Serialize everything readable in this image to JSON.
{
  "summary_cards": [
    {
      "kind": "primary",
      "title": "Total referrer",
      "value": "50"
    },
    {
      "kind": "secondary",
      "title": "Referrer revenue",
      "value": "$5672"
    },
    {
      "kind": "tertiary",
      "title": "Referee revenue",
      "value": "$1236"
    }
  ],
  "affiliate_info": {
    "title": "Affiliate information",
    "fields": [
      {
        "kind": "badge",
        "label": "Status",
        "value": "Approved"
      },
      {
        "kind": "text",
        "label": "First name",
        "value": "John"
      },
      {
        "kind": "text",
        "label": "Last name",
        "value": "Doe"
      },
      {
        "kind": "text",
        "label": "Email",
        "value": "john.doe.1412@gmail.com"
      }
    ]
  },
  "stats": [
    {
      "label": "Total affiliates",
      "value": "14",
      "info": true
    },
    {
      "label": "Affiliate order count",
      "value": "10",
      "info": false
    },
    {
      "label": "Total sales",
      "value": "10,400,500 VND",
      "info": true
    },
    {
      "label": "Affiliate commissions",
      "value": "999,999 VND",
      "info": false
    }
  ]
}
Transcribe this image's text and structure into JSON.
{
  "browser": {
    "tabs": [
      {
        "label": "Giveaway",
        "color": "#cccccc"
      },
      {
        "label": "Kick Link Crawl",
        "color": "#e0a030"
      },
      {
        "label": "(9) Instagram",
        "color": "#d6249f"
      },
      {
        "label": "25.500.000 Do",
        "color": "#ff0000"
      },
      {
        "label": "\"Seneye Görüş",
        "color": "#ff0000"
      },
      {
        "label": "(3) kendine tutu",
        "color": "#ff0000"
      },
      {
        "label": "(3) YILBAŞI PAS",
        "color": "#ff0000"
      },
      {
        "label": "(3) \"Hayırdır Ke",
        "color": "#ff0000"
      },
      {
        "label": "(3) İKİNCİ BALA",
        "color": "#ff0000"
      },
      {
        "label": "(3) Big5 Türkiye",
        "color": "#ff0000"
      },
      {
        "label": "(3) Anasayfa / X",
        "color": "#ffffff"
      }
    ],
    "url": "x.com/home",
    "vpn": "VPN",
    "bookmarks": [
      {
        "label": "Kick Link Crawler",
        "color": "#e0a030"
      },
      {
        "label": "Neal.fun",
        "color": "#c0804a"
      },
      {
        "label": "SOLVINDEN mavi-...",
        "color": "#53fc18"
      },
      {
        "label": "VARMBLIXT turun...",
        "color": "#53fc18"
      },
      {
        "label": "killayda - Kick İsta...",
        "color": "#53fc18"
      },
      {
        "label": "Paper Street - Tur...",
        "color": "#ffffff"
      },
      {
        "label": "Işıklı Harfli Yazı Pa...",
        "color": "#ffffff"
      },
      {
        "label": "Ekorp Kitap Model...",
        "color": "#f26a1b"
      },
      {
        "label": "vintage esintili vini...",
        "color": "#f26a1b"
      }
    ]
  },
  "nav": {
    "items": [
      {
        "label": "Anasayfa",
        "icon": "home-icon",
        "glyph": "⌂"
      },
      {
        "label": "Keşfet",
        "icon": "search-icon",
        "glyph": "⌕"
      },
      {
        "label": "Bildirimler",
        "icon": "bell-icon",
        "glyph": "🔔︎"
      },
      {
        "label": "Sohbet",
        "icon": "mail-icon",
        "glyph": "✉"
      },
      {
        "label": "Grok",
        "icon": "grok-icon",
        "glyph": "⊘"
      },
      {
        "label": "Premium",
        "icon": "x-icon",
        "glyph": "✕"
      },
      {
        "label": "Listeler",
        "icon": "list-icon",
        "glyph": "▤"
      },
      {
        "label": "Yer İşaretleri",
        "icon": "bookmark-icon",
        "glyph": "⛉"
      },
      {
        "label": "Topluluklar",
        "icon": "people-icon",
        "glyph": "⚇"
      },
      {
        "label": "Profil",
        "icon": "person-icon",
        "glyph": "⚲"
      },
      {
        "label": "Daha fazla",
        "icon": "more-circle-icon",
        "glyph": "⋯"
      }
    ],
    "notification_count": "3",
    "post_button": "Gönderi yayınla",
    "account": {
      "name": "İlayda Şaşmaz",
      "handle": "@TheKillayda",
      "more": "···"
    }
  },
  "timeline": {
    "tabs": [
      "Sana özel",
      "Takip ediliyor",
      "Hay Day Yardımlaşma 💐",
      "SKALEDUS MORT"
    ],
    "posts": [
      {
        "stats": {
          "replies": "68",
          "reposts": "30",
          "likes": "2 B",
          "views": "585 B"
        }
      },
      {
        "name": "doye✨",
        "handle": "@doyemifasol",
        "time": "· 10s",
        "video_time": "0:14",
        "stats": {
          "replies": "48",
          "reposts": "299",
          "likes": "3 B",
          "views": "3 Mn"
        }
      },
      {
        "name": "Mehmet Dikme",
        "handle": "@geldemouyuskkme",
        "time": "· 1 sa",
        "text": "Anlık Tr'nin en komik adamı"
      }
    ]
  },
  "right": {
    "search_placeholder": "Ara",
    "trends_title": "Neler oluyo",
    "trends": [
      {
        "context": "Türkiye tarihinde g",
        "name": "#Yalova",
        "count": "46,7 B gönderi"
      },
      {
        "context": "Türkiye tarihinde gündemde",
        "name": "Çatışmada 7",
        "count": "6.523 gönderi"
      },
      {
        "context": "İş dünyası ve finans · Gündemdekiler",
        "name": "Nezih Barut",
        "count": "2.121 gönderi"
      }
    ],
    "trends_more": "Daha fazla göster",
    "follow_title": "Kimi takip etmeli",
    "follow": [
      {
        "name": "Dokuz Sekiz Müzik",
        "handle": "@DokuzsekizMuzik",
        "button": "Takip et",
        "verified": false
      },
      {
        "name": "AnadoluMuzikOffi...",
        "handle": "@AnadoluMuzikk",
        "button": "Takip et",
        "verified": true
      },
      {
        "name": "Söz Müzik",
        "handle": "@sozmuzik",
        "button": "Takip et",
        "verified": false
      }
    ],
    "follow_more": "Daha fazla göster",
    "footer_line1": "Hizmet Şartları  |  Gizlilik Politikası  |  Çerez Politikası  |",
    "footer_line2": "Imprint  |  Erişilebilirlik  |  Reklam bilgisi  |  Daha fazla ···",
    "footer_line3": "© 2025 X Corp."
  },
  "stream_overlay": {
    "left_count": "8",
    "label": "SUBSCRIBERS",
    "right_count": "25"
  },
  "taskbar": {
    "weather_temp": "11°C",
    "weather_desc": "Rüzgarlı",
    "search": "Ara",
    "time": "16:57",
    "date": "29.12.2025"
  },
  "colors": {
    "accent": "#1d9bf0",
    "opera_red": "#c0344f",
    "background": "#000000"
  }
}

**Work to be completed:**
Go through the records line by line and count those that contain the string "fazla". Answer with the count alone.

**Written solution:**
4